An Indianapolis food truck called Little Eataly may be forced to change its name to settle a trademark dispute brought by Joe Bastianich and Mario's Batali's Eataly. In a Facebook post (the same post is also on the official website), Little Eataly owners Chea and Rob Carmack explain that they were "blindsided" last August by a cease and desist letter from Eataly's attorneys "stating we were infringing on their trademark and we constituted unfair competition in the marketplace."

Eataly currently has locations in New York City and Chicago, and is rumored to be heading to DC. There have been no reports of an Eataly expansion to Indianapolis. The Carmacks write: "We operate a little purple truck in Indianapolis. There is simply no competition that exists."
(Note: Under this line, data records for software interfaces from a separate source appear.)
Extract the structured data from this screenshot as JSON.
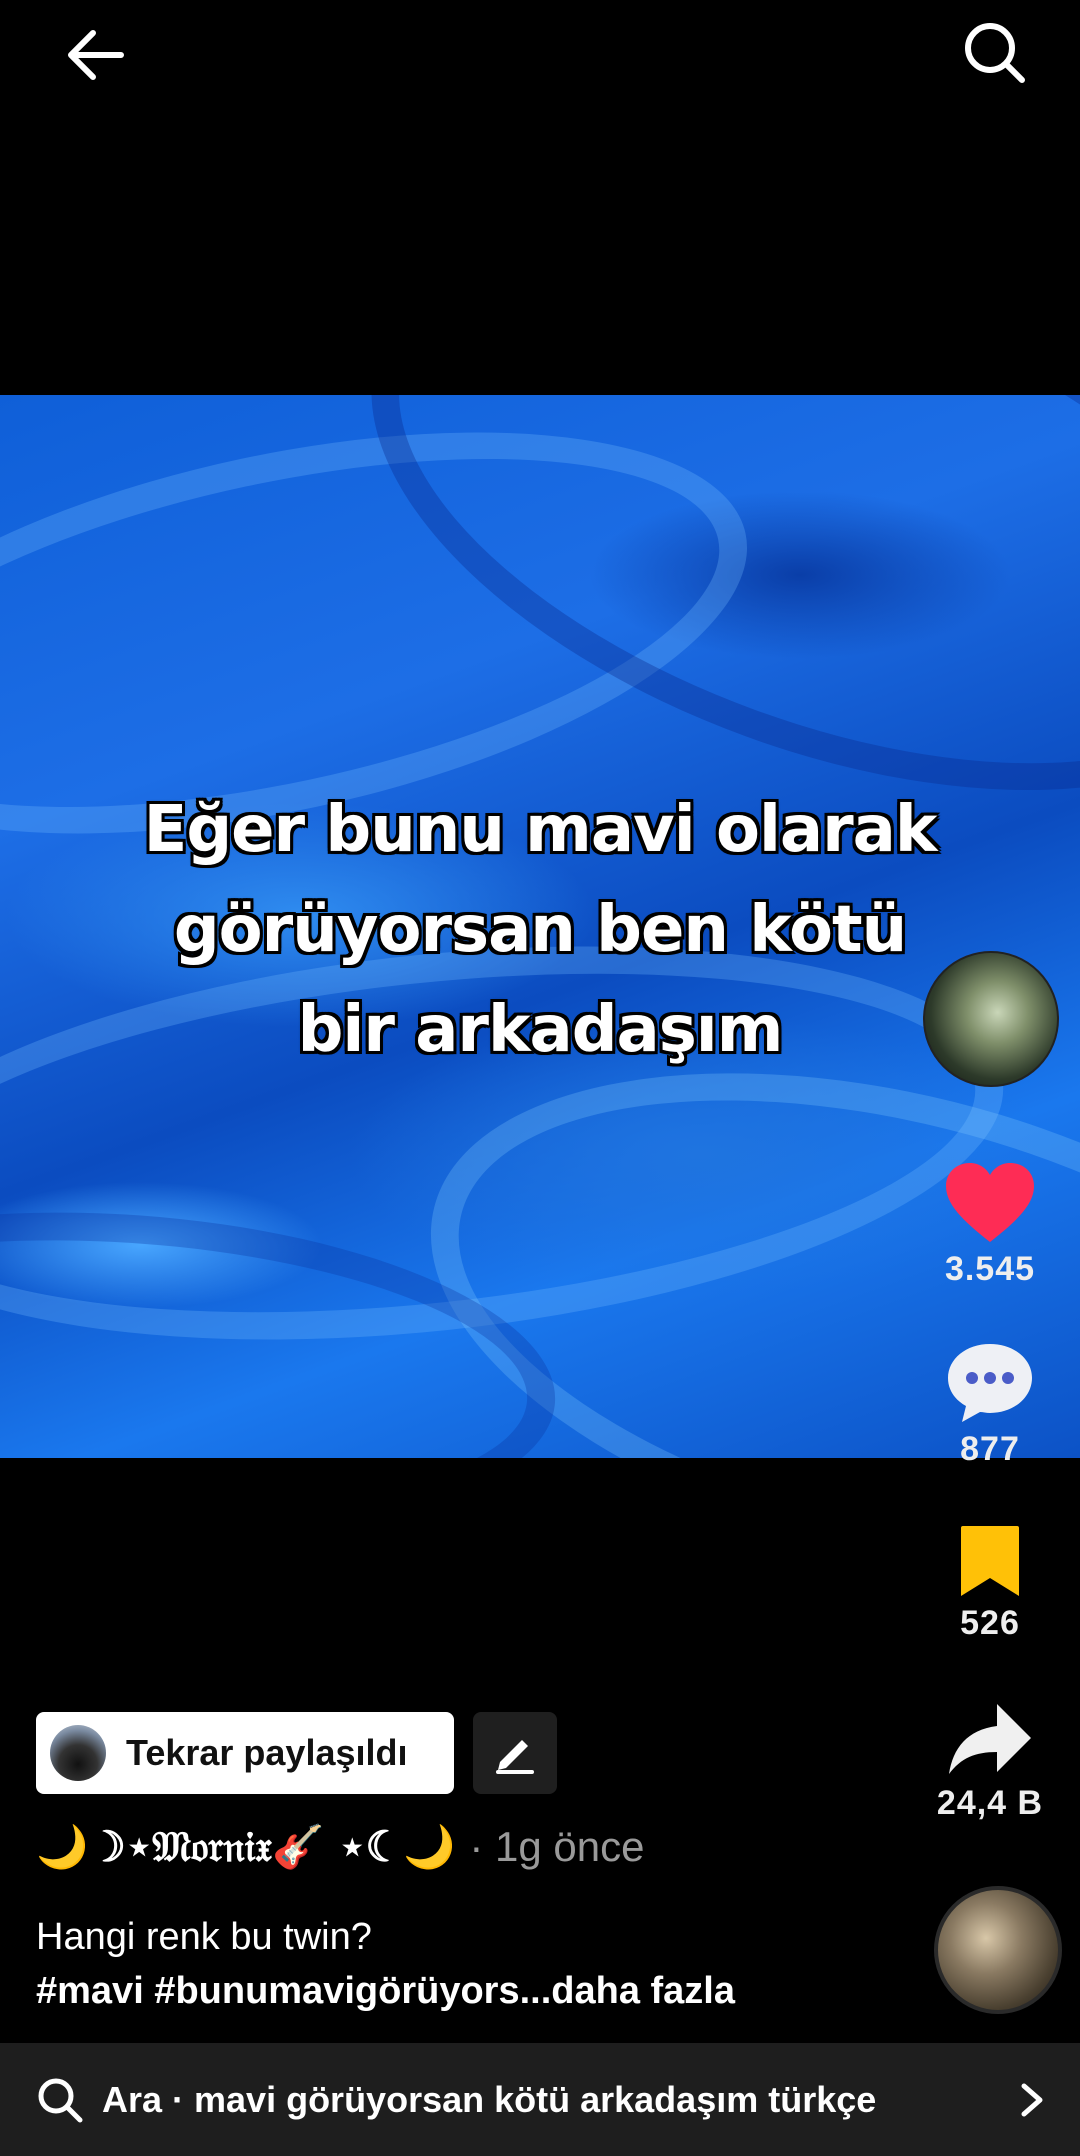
{
  "video": {
    "overlay_text_lines": [
      "Eğer bunu mavi olarak",
      "görüyorsan ben kötü",
      "bir arkadaşım"
    ]
  },
  "actions": {
    "likes": "3.545",
    "comments": "877",
    "saves": "526",
    "shares": "24,4 B"
  },
  "colors": {
    "like": "#fe2c55",
    "save": "#ffc107"
  },
  "repost": {
    "label": "Tekrar paylaşıldı"
  },
  "post": {
    "author": "🌙☽⋆𝔐𝔬𝔯𝔫𝔦𝔵🎸 ⋆☾🌙",
    "time": "· 1g önce",
    "caption": "Hangi renk bu twin?",
    "hashtags": "#mavi #bunumavigörüyors...",
    "more": "daha fazla"
  },
  "bottom_search": {
    "text": "Ara · mavi görüyorsan kötü arkadaşım türkçe"
  }
}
Per the Little Eataly statement, Eataly has demanded that the food truck stop operations under their current name. It gets worse: "They have now threatened to take our beloved purple truck, all of our assets and demand we turn over our domain at no cost to them claiming we, get this, are cybersquatting." The Indy Star clarifies that Eataly legal counsel is threatening to have the food truck "impounded" and to have the Carmack's assets seized.

A quick search through the United States Patent and Trademark Office database reveals the only trademarks containing the word Eataly belong to the chain's Italian parent company. One particularly relevant trademark doesn't mention food trucks specifically, but does cover "table cloth restaurants; fast food restaurants; bar services; bar lounge services; wine bar services; cafes; cafeterias; bar services; food court restaurant services." This trademark was granted in 2006. Little Eataly was founded in 2011.

While their legal counsel believes they have a winnable case, the Carmacks tell the Indy Star in the video below that simply do not have the resources to fight a lengthy legal battle against Eataly. For now, it seems, the Carmacks may well have to meet Eataly's demands to change the name of their truck and give up the domain at their own expense. Go, watch the video and read the full statement below:

Video: Mario Batali's Empire Wants to Strip Name from Little Eataly Food Truck

· Little Eataly [Facebook]
· Batali's Empire Wants to Strip Name from Little Eataly Food Truck [Indy Star]